Gratitude is the feeling of thankfulness and appreciation for what we have in life. It is often considered an essential element in maintaining mental health and well-being. One may wonder, what does gratitude do to the brain? Does expressing gratitude really have an impact on our brain function and overall well-being? Modern neuroscience and positive psychology research have shed light on these questions.
To understand what does gratitude do to the brain, it is important to explore the concept of positive emotions and the benefits of expressing gratitude regularly. In this article, we will delve into various aspects of gratitude, including its impact on mental and physical health, how gratitude builds emotional resilience, and neural correlates, as well as different strategies to incorporate gratitude practices into our daily lives.
What Does Gratitude Do to the Brain and Mental Health?
Gratitude and Positive Emotions
Gratitude has been linked to a range of positive emotions, including happiness, joy, and contentment. By expressing gratitude regularly, we can train our brains to focus on the positive aspects of our lives, thereby reducing negative emotions, such as stress, anxiety, and anger.
Emotional Resilience and Greater Emotional Intelligence
Practicing gratitude can also help build emotional resilience, allowing us to better handle adversity and bounce back from negative experiences. This is because expressing gratitude allows us to shift our focus from what we lack to what we have, providing a more balanced perspective. Moreover, gratitude has been associated with greater emotional intelligence, which is the ability to recognize, understand, and manage our own emotions and those of others.
Physical Health Benefits
There is a growing body of research that suggests gratitude contributes to better physical health. For example, some studies have shown that individuals who regularly practice gratitude report fewer visits to the doctor, lower blood pressure, and improved sleep quality. While the exact mechanisms behind these health benefits are not yet fully understood, researchers believe that gratitude might help to reduce stress-related inflammation or promote more positive health behaviors.
The Neural Correlates of Gratitude
Affective neuroscience, which studies the neural basis of emotions, has started to shed light on the brain regions and neural pathways associated with gratitude.
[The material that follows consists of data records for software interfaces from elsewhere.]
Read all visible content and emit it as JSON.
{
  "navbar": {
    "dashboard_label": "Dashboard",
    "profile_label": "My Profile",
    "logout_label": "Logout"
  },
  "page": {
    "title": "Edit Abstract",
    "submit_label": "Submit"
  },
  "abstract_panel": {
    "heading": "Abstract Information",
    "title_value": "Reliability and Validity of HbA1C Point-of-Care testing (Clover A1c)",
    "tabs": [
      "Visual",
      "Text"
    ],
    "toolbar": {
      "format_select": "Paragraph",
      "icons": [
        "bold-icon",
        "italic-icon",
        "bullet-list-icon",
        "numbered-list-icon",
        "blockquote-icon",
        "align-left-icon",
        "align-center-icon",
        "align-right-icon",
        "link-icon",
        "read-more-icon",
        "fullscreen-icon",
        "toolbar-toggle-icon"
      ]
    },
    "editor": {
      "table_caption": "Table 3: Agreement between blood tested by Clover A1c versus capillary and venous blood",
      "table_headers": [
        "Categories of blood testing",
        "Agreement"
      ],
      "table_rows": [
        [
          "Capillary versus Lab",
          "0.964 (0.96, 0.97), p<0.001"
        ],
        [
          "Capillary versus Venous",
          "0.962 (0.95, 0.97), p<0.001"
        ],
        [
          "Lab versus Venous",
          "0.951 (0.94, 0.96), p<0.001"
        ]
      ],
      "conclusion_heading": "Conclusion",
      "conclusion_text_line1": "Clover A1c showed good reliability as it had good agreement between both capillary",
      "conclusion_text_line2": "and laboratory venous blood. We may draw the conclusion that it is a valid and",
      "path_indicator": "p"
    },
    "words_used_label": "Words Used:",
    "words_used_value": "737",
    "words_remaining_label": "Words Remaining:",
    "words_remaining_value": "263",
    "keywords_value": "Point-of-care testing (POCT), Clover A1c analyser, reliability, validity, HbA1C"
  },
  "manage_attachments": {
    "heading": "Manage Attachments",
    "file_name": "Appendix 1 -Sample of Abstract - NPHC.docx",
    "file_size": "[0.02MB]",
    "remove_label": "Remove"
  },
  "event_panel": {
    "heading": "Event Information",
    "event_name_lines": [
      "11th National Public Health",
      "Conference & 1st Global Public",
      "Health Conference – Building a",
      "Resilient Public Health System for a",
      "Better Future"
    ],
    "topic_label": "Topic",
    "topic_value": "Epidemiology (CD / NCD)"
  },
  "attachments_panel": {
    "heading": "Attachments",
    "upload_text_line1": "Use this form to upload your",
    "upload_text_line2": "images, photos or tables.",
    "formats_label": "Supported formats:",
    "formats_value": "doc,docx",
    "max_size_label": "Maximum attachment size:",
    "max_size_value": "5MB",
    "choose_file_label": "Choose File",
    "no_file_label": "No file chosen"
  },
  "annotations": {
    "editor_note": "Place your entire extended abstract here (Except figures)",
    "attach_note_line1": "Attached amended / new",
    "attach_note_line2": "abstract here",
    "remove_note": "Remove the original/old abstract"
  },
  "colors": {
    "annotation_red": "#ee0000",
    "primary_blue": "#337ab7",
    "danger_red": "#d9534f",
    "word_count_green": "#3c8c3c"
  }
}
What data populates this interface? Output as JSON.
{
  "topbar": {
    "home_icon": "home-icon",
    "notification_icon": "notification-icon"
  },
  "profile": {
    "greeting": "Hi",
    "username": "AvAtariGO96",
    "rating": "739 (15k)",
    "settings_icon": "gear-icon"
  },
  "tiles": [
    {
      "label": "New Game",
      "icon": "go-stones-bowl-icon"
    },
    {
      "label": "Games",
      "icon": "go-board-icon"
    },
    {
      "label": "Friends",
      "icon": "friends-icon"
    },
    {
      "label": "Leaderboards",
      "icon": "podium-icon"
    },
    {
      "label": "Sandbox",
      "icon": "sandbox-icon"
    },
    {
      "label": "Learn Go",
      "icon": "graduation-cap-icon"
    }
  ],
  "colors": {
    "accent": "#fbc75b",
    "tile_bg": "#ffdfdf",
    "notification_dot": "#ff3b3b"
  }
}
Brain imaging studies have found that gratitude involves the medial prefrontal cortex, anterior cingulate cortex, and other areas implicated in emotional processing and social cognition. Regularly practicing gratitude might lead to more active engagement of these brain regions, strengthening our neural pathways associated with positive emotions and well-being.
How to Practice Gratitude for Better Brain Health
One effective way to incorporate gratitude into your daily routine is through gratitude journaling. Writing down the things you are grateful for can help you focus on positive experiences and thoughts, boosting your mental state. Some people have experienced significant improvements in their mental health after having practiced gratitude journaling for an extended period.
Gratitude Letters and Showing Appreciation
Another powerful gratitude practice is writing gratitude letters to individuals you are thankful for. This not only fosters positive emotions within yourself but can also strengthen your relationships with others. Additionally, expressing your appreciation to someone verbally or through a small act of kindness can have a positive impact on your emotional well-being.
Create a gratitude jar where you can deposit notes with things you are grateful for, or simply store positive memories. This can serve as a visual reminder of your gratitude practice and provide a source of motivation during challenging times.
The Grateful Brain is a Healthy Brain: Embracing Gratitude for a Good Life
In conclusion, the question “What does gratitude do to the brain?” has far-reaching implications for our emotional, psychological, and physical well-being. Gratitude practices, such as gratitude journaling, letter writing, and showing appreciation, have the potential to harness the power of positive emotions, enhance emotional resilience, and ultimately contribute to a healthier, happier, and more fulfilling life.
Make gratitude an active practice in your daily life and reap the benefits of an increased mental state, better brain activity, and overall improved well-being. Remember, common sense and neuroscience both show that a grateful brain is a healthy brain.